July 19, 2013
Trewyn's new role to focus on NBAF
With the beginning of construction at the National Bio and Agro-Defense Facility, the university has announced an upcoming strategic shift in administrative responsibilities to support the project.
Ron Trewyn, K-State’s vice president for research, has been instrumental in the entire process to bring NBAF to the Manhattan campus. He will have responsibility to leverage the research opportunities provided by the federal facility.
"NBAF is the single most important linchpin in our efforts to become a Top 50 public university by the year 2025," said Kirk Schulz, university president. "The timing is perfect for us to look forward and provide for the focused resources needed to turn this opportunity into a reality."
During the next year Trewyn will transition into his ongoing role and the university will begin a search for a new vice president for research. Trewyn’s portfolio will continue to include some of his current responsibilities to allow the next vice president to focus on growing academic research.
"The next few years are crucial to the university with respect to NBAF, and we have known for some time it will require more effort," Schulz said. "There is a tremendous amount of planning and coordination needed with our governmental and private sector partners. Ron’s extensive knowledge of the project and research capabilities of Kansas State will be invaluable to this process."
"Ron is well respected among state elected officials in Topeka and Washington D.C. as a leader in university research initiatives," said Sue Peterson, director of governmental relations. "This also includes his outstanding work and contributions to the National Bio and Agro-Defense project currently under construction in Manhattan adjacent to the K-State campus. Dedicating 100 percent of his time to the NBAF project will be a boost for the institution."
The presence of a federal laboratory on campus is important not just to Kansas State, but to Manhattan and the state of Kansas as well.
"Given the impact NBAF will have on Kansas State University, it's important to have someone intently focused on the facility's interactions with the university," said Kenny Wilk of the Kansas Board of Regents. "Ron Trewyn has been involved with NBAF from day one, and his continued strong leadership will ensure Kansas State University and our other institutions benefit from the federal laboratory in our state."
Manhattan City Manager Ron Fehr said, "Dr. Ron Trewyn is absolutely the right person to lead this initiative to continue to champion the benefits of NBAF locally, statewide, throughout the animal health corridor and beyond. The city of Manhattan has had a very positive and collaborative relationship with Dr. Trewyn and the K-State team, and we look forward to continuing to work with him and other community and business team members on new opportunities."

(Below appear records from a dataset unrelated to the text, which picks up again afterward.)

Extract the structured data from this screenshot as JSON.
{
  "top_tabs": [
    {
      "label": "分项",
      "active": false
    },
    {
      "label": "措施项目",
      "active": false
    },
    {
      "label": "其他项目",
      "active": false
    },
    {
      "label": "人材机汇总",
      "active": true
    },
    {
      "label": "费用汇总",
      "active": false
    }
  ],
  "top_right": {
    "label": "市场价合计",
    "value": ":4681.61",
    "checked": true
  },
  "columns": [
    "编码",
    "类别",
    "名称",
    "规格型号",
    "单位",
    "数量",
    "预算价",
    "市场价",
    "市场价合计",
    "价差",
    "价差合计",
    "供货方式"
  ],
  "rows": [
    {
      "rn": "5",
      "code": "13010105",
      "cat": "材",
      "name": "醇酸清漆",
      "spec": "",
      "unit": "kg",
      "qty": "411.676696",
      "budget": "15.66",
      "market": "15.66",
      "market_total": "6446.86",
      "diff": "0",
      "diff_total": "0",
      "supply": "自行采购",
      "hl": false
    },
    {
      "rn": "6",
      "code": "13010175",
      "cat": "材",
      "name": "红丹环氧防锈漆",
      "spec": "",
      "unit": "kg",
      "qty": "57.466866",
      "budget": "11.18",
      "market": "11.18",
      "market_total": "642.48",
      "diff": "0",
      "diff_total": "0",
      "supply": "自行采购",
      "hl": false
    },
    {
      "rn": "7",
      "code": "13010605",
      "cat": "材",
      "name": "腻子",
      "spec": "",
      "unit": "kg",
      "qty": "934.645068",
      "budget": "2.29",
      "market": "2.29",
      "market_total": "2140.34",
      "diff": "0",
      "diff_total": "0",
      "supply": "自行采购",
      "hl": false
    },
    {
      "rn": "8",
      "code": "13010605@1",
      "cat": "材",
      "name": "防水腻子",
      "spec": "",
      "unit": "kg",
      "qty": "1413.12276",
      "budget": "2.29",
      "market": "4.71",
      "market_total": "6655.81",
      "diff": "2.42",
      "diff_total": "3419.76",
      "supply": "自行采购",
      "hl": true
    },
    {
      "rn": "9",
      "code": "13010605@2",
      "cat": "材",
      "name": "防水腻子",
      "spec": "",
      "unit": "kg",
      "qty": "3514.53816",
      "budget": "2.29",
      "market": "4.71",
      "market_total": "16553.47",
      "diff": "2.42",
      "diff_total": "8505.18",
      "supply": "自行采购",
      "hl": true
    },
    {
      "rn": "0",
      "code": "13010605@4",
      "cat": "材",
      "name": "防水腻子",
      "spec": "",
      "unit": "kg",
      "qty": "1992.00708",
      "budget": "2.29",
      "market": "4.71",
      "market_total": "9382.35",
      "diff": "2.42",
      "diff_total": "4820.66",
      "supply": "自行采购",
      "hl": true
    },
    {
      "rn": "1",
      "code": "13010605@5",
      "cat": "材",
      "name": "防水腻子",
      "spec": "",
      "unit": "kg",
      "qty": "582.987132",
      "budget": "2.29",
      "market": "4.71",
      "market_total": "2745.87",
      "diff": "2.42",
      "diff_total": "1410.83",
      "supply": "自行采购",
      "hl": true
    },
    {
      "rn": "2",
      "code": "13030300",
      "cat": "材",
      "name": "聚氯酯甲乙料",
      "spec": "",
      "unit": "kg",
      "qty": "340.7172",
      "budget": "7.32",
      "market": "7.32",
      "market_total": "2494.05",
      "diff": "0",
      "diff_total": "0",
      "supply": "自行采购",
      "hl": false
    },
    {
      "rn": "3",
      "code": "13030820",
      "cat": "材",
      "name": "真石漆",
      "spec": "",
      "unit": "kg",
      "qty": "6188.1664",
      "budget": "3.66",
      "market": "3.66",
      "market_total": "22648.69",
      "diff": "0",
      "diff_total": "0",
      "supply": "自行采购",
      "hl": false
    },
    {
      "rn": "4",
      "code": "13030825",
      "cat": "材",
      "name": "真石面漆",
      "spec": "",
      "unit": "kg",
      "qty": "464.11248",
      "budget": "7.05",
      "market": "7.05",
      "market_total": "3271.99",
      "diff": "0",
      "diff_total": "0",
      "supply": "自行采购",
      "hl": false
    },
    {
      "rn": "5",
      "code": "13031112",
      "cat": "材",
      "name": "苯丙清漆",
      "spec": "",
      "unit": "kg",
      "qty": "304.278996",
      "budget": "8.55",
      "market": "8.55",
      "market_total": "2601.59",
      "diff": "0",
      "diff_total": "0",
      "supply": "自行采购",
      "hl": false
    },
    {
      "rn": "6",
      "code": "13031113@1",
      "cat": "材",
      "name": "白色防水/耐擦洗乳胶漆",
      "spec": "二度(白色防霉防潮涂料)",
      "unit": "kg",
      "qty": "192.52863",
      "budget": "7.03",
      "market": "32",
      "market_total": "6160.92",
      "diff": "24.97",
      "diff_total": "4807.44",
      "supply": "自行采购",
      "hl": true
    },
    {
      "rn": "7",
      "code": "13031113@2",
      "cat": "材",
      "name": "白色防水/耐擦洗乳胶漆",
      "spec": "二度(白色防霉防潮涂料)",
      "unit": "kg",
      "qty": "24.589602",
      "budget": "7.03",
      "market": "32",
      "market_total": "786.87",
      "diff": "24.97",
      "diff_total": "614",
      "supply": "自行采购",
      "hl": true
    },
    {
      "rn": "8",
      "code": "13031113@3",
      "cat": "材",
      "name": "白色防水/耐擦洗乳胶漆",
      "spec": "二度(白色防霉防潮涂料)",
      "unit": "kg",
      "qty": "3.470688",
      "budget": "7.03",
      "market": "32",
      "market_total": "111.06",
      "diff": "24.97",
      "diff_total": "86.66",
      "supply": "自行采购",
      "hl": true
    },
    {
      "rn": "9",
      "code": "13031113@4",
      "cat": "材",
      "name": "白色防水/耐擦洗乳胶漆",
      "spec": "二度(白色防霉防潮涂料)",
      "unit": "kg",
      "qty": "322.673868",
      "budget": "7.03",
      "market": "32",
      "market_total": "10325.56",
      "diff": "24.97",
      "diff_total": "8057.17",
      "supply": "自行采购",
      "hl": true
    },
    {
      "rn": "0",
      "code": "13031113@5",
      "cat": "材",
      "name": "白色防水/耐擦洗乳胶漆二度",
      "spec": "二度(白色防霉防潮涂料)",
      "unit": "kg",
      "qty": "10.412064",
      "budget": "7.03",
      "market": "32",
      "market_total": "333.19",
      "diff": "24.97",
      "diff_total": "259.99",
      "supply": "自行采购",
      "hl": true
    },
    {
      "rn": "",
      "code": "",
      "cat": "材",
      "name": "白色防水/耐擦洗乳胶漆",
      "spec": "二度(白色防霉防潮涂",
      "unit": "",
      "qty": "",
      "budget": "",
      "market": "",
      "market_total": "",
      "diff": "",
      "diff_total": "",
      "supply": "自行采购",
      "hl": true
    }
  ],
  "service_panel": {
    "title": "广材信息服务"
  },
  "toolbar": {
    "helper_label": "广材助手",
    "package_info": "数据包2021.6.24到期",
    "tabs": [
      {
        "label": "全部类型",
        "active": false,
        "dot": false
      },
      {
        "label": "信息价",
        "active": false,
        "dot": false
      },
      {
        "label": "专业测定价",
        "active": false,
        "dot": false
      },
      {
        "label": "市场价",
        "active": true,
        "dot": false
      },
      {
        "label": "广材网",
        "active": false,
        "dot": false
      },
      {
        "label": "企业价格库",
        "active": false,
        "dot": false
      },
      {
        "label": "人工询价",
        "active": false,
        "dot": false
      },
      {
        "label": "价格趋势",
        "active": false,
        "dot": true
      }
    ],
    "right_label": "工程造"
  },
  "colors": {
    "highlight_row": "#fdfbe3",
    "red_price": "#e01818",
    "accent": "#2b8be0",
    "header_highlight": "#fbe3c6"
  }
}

Trewyn has served as the university’s top research officer since 1998. He served as dean of the graduate school from 1998 until 2007 and was previously associate vice provost for research and professor of biology, a role he assumed in 1994 when joining the university. In 2012 he was named a fellow of the American Association for the Advancement of Science.
"Having spent the past two decades working to bring NBAF to Manhattan, I have a vested interest in seeing this come to fruition," Trewyn said. "Our efforts in the next few years can have a tremendous impact on the entire region. I appreciate the chance to focus more on NBAF in the future."
In other NBAF progress, the Senate Appropriations Committee approved a bill that includes $404 million for NBAF.